(Excerpts from an interface dataset)
>>>>>

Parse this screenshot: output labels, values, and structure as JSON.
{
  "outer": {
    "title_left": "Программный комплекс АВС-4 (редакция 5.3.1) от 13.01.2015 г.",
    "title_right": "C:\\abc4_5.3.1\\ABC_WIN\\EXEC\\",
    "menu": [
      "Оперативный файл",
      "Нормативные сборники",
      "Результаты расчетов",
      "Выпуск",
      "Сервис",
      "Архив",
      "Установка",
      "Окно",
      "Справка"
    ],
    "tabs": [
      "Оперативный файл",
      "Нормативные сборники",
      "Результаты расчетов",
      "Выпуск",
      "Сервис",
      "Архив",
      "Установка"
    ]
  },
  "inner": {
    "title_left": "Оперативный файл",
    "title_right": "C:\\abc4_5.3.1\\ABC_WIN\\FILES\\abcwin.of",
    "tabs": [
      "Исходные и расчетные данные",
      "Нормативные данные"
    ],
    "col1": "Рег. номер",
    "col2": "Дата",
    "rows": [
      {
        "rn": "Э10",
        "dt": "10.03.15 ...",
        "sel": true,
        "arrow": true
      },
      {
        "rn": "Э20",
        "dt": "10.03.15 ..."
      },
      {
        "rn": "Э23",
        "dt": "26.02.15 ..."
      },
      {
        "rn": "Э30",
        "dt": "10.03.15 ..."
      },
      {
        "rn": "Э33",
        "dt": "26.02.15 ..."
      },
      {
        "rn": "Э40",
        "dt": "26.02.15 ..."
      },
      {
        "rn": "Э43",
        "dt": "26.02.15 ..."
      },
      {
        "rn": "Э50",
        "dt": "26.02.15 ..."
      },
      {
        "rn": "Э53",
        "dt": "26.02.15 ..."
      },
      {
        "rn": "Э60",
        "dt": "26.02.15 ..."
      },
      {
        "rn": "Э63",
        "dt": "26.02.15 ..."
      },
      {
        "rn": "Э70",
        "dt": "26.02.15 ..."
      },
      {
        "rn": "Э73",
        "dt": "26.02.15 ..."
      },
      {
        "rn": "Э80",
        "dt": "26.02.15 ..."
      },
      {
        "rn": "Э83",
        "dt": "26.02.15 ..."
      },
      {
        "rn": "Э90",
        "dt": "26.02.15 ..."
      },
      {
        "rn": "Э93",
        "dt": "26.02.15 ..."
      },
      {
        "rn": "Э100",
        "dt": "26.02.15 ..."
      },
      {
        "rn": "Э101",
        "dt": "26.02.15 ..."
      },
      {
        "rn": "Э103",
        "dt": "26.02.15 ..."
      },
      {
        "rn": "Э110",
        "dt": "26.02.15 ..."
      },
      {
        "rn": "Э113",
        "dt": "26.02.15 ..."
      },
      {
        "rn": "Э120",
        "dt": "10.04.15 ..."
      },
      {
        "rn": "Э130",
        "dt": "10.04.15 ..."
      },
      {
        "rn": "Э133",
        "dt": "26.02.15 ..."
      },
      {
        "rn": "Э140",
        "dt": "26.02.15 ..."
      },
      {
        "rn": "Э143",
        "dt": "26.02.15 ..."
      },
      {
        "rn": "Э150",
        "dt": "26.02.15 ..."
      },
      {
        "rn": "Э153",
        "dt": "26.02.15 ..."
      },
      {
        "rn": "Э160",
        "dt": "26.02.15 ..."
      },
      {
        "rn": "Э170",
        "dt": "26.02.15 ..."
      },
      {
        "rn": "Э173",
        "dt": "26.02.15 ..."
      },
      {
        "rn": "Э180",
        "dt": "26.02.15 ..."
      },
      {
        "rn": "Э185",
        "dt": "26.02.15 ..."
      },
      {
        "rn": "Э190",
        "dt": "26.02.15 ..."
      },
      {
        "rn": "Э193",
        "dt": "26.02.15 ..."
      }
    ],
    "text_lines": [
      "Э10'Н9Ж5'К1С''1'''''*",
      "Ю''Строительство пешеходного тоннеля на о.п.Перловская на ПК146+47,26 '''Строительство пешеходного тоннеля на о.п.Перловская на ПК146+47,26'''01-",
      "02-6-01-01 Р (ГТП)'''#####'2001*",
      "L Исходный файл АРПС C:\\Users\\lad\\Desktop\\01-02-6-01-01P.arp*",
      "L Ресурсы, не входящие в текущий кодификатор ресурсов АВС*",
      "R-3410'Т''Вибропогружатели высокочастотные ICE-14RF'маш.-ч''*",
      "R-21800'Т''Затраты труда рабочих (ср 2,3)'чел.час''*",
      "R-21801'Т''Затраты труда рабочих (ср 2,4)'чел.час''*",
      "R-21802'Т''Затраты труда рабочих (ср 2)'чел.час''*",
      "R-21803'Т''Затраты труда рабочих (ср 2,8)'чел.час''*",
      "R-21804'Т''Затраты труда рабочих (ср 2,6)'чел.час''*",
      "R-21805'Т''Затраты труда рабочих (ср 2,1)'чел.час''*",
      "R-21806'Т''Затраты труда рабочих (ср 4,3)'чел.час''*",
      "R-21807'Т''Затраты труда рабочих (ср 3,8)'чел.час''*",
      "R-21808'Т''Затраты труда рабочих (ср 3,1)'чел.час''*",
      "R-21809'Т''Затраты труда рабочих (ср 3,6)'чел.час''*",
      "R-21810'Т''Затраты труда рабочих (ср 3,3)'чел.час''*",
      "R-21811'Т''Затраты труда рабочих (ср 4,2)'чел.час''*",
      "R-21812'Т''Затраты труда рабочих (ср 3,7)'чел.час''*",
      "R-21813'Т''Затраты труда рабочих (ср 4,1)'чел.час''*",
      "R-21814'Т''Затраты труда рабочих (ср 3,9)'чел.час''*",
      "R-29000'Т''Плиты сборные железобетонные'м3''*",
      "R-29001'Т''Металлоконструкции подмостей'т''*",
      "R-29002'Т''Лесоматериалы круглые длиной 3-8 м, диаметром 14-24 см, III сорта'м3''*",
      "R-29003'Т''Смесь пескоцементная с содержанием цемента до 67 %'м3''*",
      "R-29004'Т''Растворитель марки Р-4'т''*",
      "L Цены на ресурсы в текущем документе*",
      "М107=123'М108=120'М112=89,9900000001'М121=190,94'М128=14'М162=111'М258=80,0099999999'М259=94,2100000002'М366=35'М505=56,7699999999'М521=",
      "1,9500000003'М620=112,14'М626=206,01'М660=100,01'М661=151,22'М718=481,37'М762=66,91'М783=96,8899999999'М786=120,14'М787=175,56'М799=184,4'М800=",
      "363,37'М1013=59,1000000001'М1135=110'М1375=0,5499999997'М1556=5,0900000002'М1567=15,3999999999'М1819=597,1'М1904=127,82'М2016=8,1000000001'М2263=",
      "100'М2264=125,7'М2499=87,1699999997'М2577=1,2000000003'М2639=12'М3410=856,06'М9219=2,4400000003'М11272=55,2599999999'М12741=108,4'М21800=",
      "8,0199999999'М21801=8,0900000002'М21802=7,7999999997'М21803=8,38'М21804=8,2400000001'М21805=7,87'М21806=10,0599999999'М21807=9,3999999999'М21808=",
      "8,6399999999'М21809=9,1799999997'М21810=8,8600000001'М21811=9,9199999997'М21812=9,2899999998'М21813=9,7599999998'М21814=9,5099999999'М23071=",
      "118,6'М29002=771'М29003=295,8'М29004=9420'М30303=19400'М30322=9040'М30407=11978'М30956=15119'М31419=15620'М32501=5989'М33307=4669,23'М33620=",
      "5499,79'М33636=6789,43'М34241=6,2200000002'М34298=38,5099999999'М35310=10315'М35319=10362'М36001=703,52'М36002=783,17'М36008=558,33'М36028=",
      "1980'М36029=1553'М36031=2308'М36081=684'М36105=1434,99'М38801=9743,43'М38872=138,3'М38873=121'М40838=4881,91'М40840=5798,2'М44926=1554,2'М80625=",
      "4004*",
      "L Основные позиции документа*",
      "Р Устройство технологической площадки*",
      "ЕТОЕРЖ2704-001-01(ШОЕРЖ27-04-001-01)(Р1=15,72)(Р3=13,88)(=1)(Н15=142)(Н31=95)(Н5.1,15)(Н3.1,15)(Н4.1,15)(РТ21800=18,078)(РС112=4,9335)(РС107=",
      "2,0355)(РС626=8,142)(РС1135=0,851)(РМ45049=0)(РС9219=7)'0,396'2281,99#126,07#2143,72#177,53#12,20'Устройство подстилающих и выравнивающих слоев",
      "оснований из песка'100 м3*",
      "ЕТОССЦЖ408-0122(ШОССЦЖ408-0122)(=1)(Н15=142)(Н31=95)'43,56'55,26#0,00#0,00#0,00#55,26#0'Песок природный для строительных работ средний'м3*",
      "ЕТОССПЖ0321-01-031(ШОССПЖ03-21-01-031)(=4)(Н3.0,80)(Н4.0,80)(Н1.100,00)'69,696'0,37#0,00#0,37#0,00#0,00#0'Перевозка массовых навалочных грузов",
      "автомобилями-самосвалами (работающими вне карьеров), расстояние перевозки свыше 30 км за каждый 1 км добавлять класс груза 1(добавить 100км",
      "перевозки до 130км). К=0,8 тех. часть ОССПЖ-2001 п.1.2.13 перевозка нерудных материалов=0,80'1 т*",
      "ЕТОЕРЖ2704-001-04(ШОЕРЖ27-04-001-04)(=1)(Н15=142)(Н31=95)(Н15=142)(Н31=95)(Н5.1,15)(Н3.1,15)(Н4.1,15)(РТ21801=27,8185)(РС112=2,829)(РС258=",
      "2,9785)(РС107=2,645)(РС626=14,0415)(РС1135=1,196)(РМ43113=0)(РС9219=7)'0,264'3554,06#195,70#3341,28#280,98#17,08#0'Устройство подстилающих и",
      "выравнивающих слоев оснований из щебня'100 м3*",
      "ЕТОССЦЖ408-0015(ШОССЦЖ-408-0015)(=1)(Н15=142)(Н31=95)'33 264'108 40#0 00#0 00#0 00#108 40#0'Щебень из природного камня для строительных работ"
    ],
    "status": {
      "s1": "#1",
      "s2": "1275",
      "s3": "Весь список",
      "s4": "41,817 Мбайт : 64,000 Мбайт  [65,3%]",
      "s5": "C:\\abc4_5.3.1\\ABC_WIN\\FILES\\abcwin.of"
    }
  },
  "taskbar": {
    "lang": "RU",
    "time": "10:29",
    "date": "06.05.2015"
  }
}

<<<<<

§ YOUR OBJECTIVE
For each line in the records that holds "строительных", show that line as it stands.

§ RESPONSE TO THIS TASK
      "ЕТОССЦЖ408-0122(ШОССЦЖ408-0122)(=1)(Н15=142)(Н31=95)'43,56'55,26#0,00#0,00#0,00#55,26#0'Песок природный для строительных работ средний'м3*",
      "ЕТОССЦЖ408-0015(ШОССЦЖ-408-0015)(=1)(Н15=142)(Н31=95)'33 264'108 40#0 00#0 00#0 00#108 40#0'Щебень из природного камня для строительных работ"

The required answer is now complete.